Grocer to create ‘unique to market’
store in Manalapan
Rendering provided by Cuhaci & Peterson
By Dan Moffett
After a year of impassioned negotiation and ample planning, the arranged marriage between Publix and Manalapan appears headed for the altar.
A short list of design changes from representatives for the supermarket giant persuaded town commissioners to unanimously approve plans for a 26,000-square-foot store in the middle of the Plaza del Mar shopping center.
Publix and Manalapan. Manalapan and Publix. Together at last.
Matt Buehler, retail vice president with Kitson & Partners, the plaza’s landlords, told commissioners the company was building its store specifically with Manalapan in mind. He said extensive renovation of the site would revive a shopping plaza that has languished for years.
And the centerpiece would be the stylish new Publix.
“The grocer is creating a unique store to this market that does not exist in its portfolio today,” Buehler said. “It’s not a stock set of plans that came off the shelf. This is a uniquely designed store that will not exist anywhere else in the country.”
Kitson’s proposed overhaul includes planting 37 royal palm trees, adding two pocket parks and a drip irrigation system, installing LED parking lights, and repaving the entire plaza. Kitson had offered to create an outdoor seating area for roughly 100 people, but dropped the idea when several commissioners objected, fearing a potential nuisance.
The plans go to the town’s architectural committee next. Demolition could begin in October, with construction underway by the first of the year. The Publix is expected to open for business in 2018.
Two skeptics on the commission, Basil Diamond and Simone Bonutti, voted to support Kitson after coaxing concessions from the landlord during three hours of debate at the July 19 town meeting.
Diamond and Bonutti had worried that the store would create traffic bottlenecks on the corner of Ocean Avenue and A1A, disturb neighbors with noise and pollution, and pose safety problems with large delivery trucks driving through the parking lot.
“My concern is the site plan itself,” Diamond said. “Does it make a negative impact on the plaza and the community?”
Buehler said Kitson was willing to build a continuous 8-foot concrete wall along the western and southern boundaries of the property to screen neighbors from delivery vehicles.

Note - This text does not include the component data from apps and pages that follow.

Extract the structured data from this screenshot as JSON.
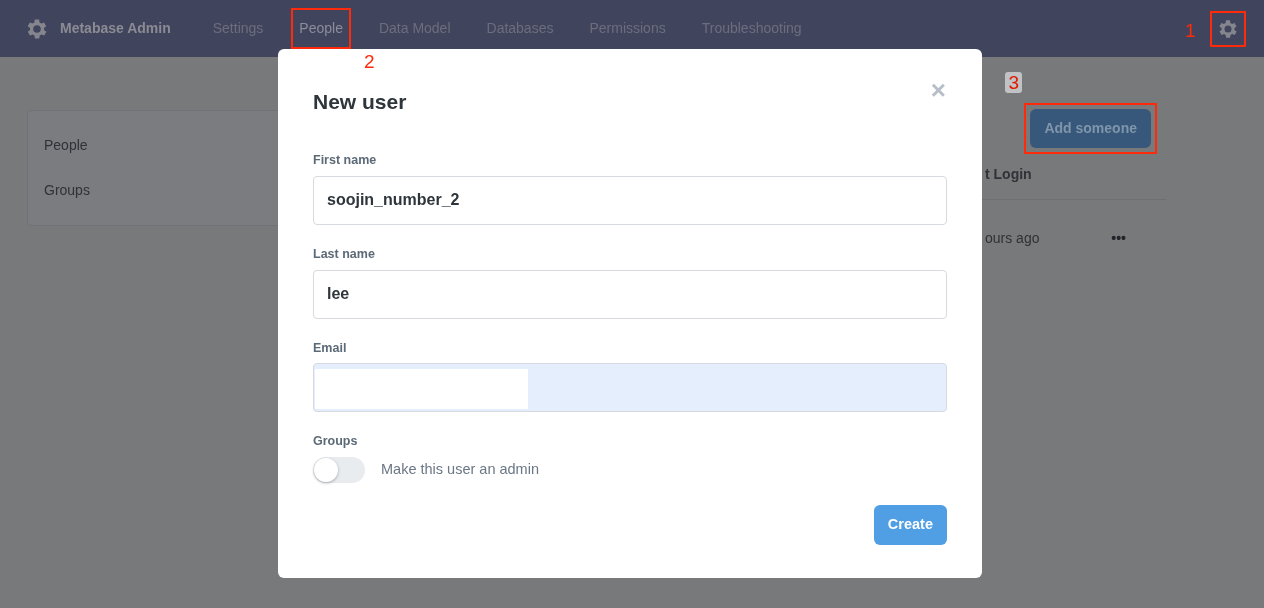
{
  "navbar": {
    "brand": "Metabase Admin",
    "tabs": [
      {
        "label": "Settings",
        "selected": false
      },
      {
        "label": "People",
        "selected": true
      },
      {
        "label": "Data Model",
        "selected": false
      },
      {
        "label": "Databases",
        "selected": false
      },
      {
        "label": "Permissions",
        "selected": false
      },
      {
        "label": "Troubleshooting",
        "selected": false
      }
    ]
  },
  "sidebar": {
    "items": [
      {
        "label": "People"
      },
      {
        "label": "Groups"
      }
    ]
  },
  "main": {
    "add_button": "Add someone",
    "column_heading": "t Login",
    "row_cell": "ours ago",
    "row_menu": "•••"
  },
  "modal": {
    "title": "New user",
    "close": "×",
    "fields": [
      {
        "label": "First name",
        "value": "soojin_number_2",
        "autofilled": false
      },
      {
        "label": "Last name",
        "value": "lee",
        "autofilled": false
      },
      {
        "label": "Email",
        "autofilled": true,
        "redacted": true
      }
    ],
    "groups_label": "Groups",
    "admin_toggle": {
      "label": "Make this user an admin",
      "on": false
    },
    "submit": "Create"
  },
  "annotations": [
    {
      "label": "1"
    },
    {
      "label": "2"
    },
    {
      "label": "3"
    }
  ]
}
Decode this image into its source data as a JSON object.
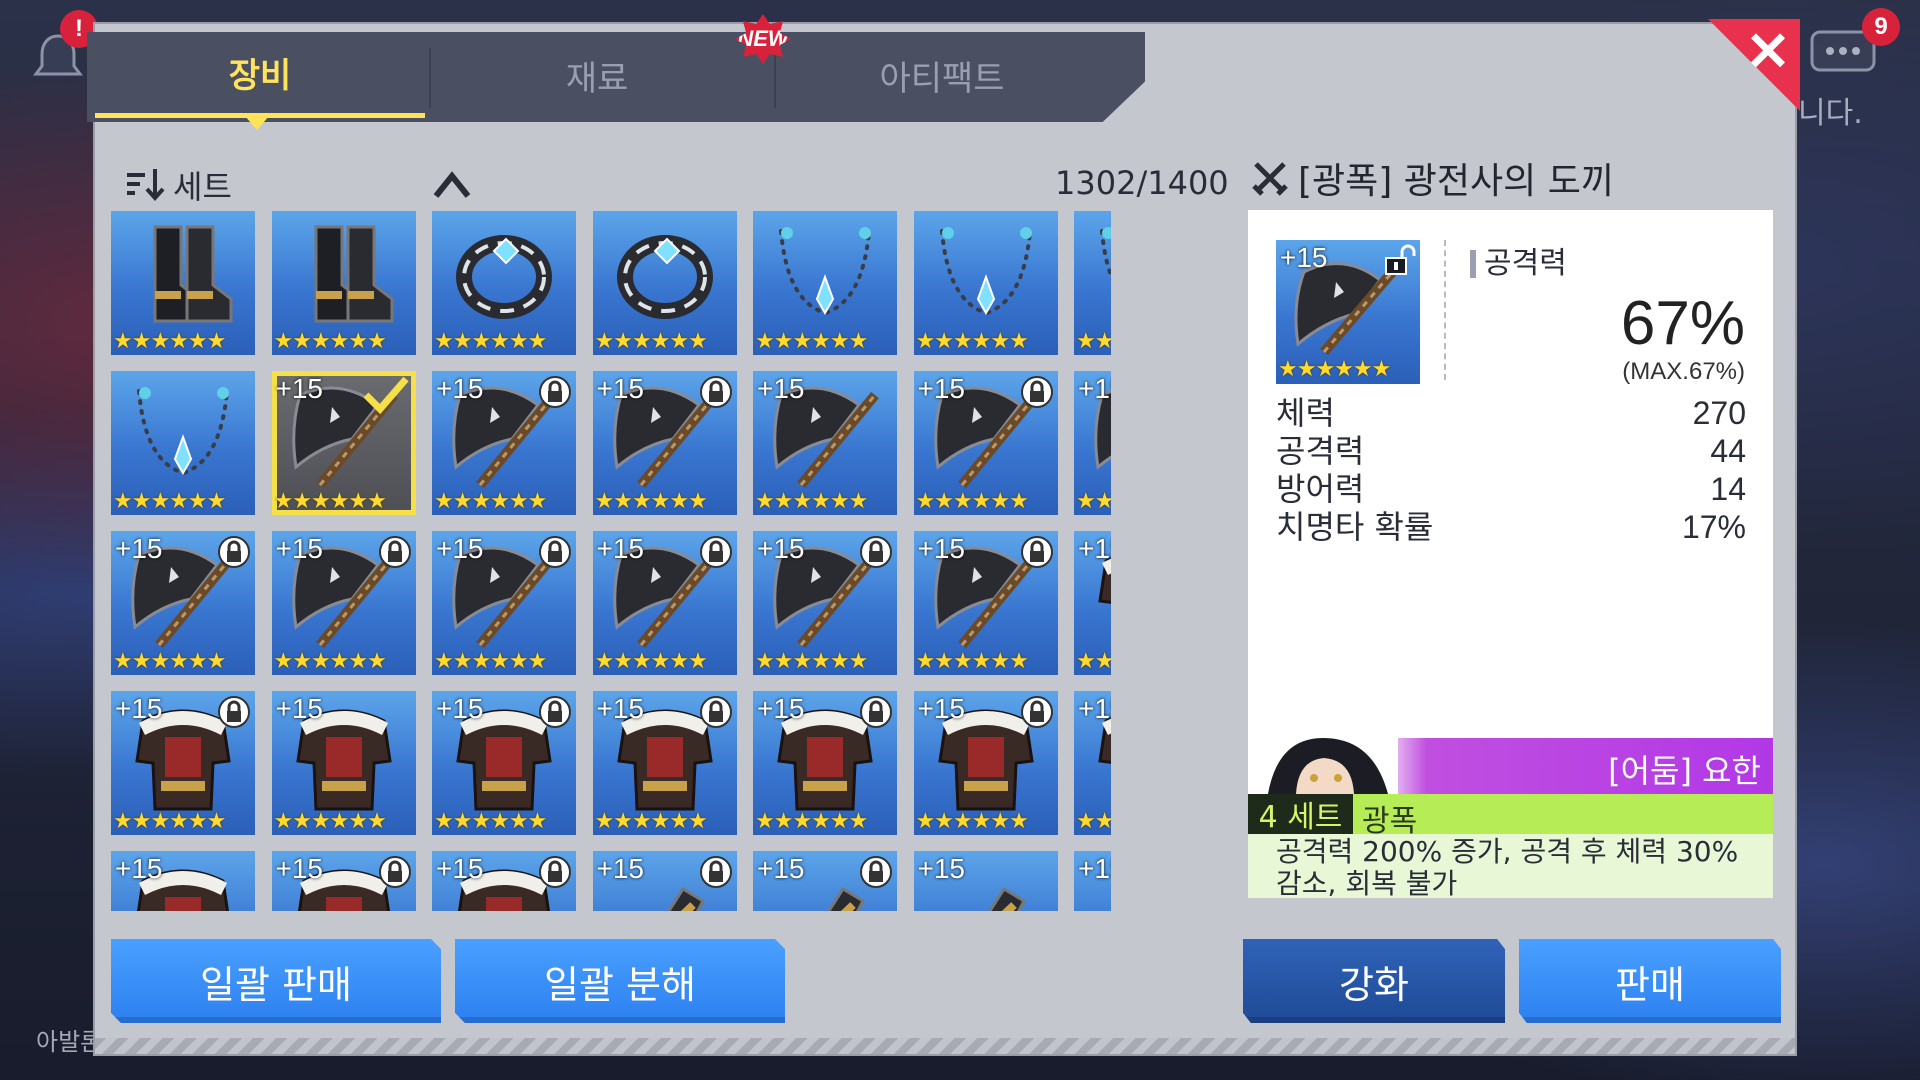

Engineers for the developers told the commission that the renovation actually will decrease the total amount of retail space at the plaza by about 20,000 square feet. The plan would also increase the setback area on the south side by about 35 feet, adding to the buffer zone with homeowners. Engineers said the project complies with all town codes and building rules.
Kitson withdrew plans to add a separate liquor package store near the Publix after complaints from several commissioners at the June meeting. Buehler said the two-story tower in the heart of the plaza will be removed, opening the skyline view for neighboring residents.
Robert Rennebaum, a traffic engineer with the West Palm Beach firm of Simmons & White, told commissioners the completed project would “meet all applicable standards.”
Rennebaum said the new Publix figures to generate 615 fewer trips per day — about a 15 percent reduction — than the current limits on the property. “It’s not even close to capacity,” he said.
Mayor David Cheifetz and Diamond pointed out, however, that current traffic to the plaza falls well below the limits because of underperforming businesses. So, while adding a Publix may not exceed theoretical traffic standards, in the real world, it is virtually certain to draw more cars to the site than go there today.
Buehler assured commissioners that Kitson has the expertise to manage vehicle and foot traffic to the new store: “We do have shopping centers throughout the state of Florida. We’re shopping center experts.”
He said typically, no more than two or three large delivery trucks would be going to the supermarket each day. “There’s not going to be a superhighway going through the center of that shopping center,” he said. “They’ll go to the back of the store, be hidden, then get the heck out of Dodge and nobody will be the wiser.”
The path of the expanded north-south delivery access road will force out a half-dozen businesses, among them Jewelry Artisans, Manalapan Italian Cuisine and Jeannie’s Ocean Boutique. Kitson has given the merchants until Sept. 30 to relocate.
Cheifetz, who as mayor has no vote, said he would have voted to approve the project if allowed. He commended commissioners for “a job well done” in protecting the interests of the town and working to improve plans for Manalapan’s largest commercial project in decades.